Texas is one of the most debtor-friendly states in the country and, not surprisingly, it also has some of the most complicated mechanic’s lien laws. The complicated nature of these laws often serves as a trap for an unwary subcontractor with a legitimate claim for payment.
Lien requirements are different for each different tier of contractor so it is extremely important to know which tier you fall in. If your contract is directly with the owner, you are a first-tier contractor; if your contract is with the general contractor, you are a second-tier contractor; if your contract is with another subcontractor; you are a third-tier contractor. In addition to different lien requirements for each different tier, the requirements are also different for residential verses commercial projects and private verses public projects. This post will discuss third-month notice requirements on private (non-government) commercial projects.
A second-tier contractor on a commercial project must file a third-month notice either prior to or simultaneously with filing a mechanic’s lien. When a subcontractor performs work on a project during a particular month, it has until the 15th day of the third month after the month in which work was performed to send a notice for that work. In other words, if work is performed in January, the contractor has until April 15 to send a notice letter for this work. These deadlines are not dependent on when or whether the subcontractor invoices for the work.
The purpose of these notices are to put the owner on notice that a subcontractor has performed work for which it has not been paid. If the notice is sent prior to the owner releasing the pertinent month’s payment to the general contractor, the owner is then allowed withhold more than the 10% statutory retainage from the general contractor. Therefore, it is imperative for a subcontractor to promptly notice for work performed. Best practice is to notices immediately when payment is due from the general contractor and not until the last statutorily-available day.
The notices must contain statutorily-requred language, must be sent to the owner and general contractor and must be sent by certified mail. The subcontractor must also be aware of any potential payment bonds on the project. If a notice is late or does not conform to the statute, the subcontractor cannot perfect a lien the property (for amount in the defective notice), and has no recourse for non-payment aside from expensive litigation.
If you haven’t been paid on a project, the best practice is to retain an attorney to assess your claim and make sure proper notices are sent and a proper lien is filed. The amount of money you spend up front securing a lien on all monies owed to you will pay for itself many times over in the long run.

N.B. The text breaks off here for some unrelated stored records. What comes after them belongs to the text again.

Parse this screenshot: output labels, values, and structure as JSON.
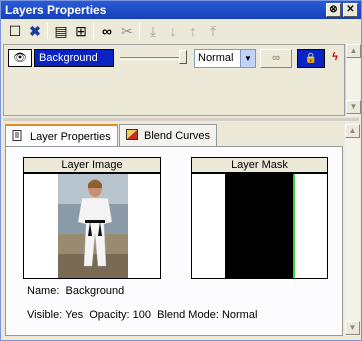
{
  "window": {
    "title": "Layers Properties",
    "pin_glyph": "⊗",
    "close_glyph": "✕"
  },
  "toolbar": {
    "icons": [
      {
        "name": "new-layer-icon",
        "glyph": "☐",
        "color": "#506080"
      },
      {
        "name": "delete-layer-icon",
        "glyph": "✖",
        "color": "#1e3c9c"
      },
      {
        "name": "layer-options-icon",
        "glyph": "▤",
        "color": "#404040"
      },
      {
        "name": "merge-layer-icon",
        "glyph": "⊞",
        "color": "#404040"
      },
      {
        "name": "visibility-glasses-icon",
        "glyph": "∞",
        "color": "#202020"
      },
      {
        "name": "hide-glasses-icon",
        "glyph": "✂",
        "color": "#909090"
      },
      {
        "name": "move-to-bottom-icon",
        "glyph": "⤓",
        "color": "#a0a0a0"
      },
      {
        "name": "move-down-icon",
        "glyph": "↓",
        "color": "#a0a0a0"
      },
      {
        "name": "move-up-icon",
        "glyph": "↑",
        "color": "#a0a0a0"
      },
      {
        "name": "move-to-top-icon",
        "glyph": "⤒",
        "color": "#a0a0a0"
      }
    ]
  },
  "layer_row": {
    "eye_glyph": "👁",
    "name": "Background",
    "opacity_percent": 100,
    "blend_mode": "Normal",
    "dropdown_glyph": "▼",
    "link_glyph": "∞",
    "lock_glyph": "🔒",
    "effect_glyph": "ϟ"
  },
  "scroll": {
    "up_glyph": "▲",
    "down_glyph": "▼"
  },
  "tabs": [
    {
      "label": "Layer Properties",
      "active": true
    },
    {
      "label": "Blend Curves",
      "active": false
    }
  ],
  "panel": {
    "layer_image_label": "Layer Image",
    "layer_mask_label": "Layer Mask",
    "name_label": "Name:",
    "name_value": "Background",
    "visible_label": "Visible:",
    "visible_value": "Yes",
    "opacity_label": "Opacity:",
    "opacity_value": "100",
    "blend_label": "Blend Mode:",
    "blend_value": "Normal"
  },
  "colors": {
    "title_bar": "#1540b8",
    "selection": "#0a24c4",
    "tab_accent": "#e68b2c",
    "mask_edge": "#3cd23c"
  }
}
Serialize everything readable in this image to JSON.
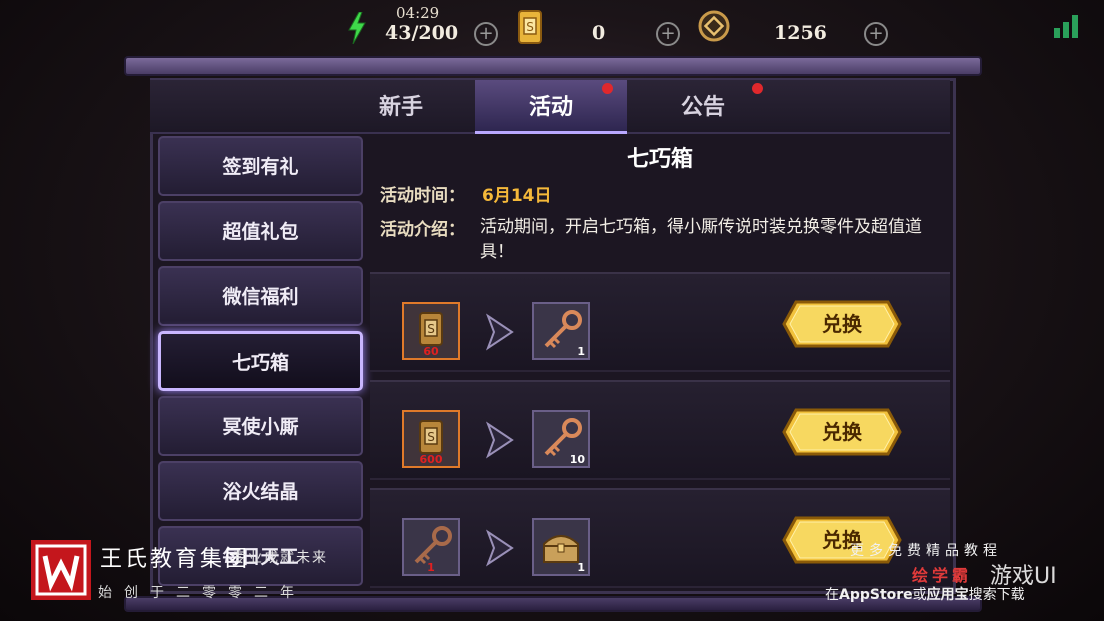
{
  "hud": {
    "time": "04:29",
    "energy": "43/200",
    "tickets": "0",
    "coins": "1256",
    "plus": "+",
    "icons": [
      "lightning-icon",
      "ticket-icon",
      "coin-icon",
      "signal-icon"
    ]
  },
  "tabs": [
    {
      "label": "新手"
    },
    {
      "label": "活动",
      "active": true,
      "badge": true
    },
    {
      "label": "公告",
      "badge": true
    }
  ],
  "sidebar": {
    "items": [
      {
        "label": "签到有礼"
      },
      {
        "label": "超值礼包"
      },
      {
        "label": "微信福利"
      },
      {
        "label": "七巧箱",
        "active": true
      },
      {
        "label": "冥使小厮"
      },
      {
        "label": "浴火结晶"
      },
      {
        "label": "每日天工"
      }
    ]
  },
  "content": {
    "title": "七巧箱",
    "time_label": "活动时间：",
    "time_value": "6月14日",
    "desc_label": "活动介绍：",
    "desc_value": "活动期间，开启七巧箱，得小厮传说时装兑换零件及超值道具！",
    "rows": [
      {
        "cost_item": "ticket-icon",
        "cost": "60",
        "reward_item": "key-icon",
        "reward": "1",
        "button": "兑换"
      },
      {
        "cost_item": "ticket-icon",
        "cost": "600",
        "reward_item": "key-icon",
        "reward": "10",
        "button": "兑换"
      },
      {
        "cost_item": "key-icon",
        "cost": "1",
        "reward_item": "chest-icon",
        "reward": "1",
        "button": "兑换"
      }
    ]
  },
  "watermark": {
    "left_name": "王氏教育集团",
    "left_slogan": "专业成就未来",
    "left_since": "始创于二零零二年",
    "right_line1": "更多免费精品教程",
    "right_line2a": "绘学霸",
    "right_line2b": "游戏UI",
    "right_line3_pre": "在",
    "right_line3_store": "AppStore",
    "right_line3_mid": "或",
    "right_line3_app": "应用宝",
    "right_line3_post": "搜索下载"
  },
  "colors": {
    "accent": "#b9a8ff",
    "gold": "#f5b93a",
    "badge": "#e0282c"
  }
}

This post was written by Justin Scroggs, General Counsel for Southwest Scaffolding and an attorney who practices construction and oil and gas law. Justin may be contacted at email@example.com.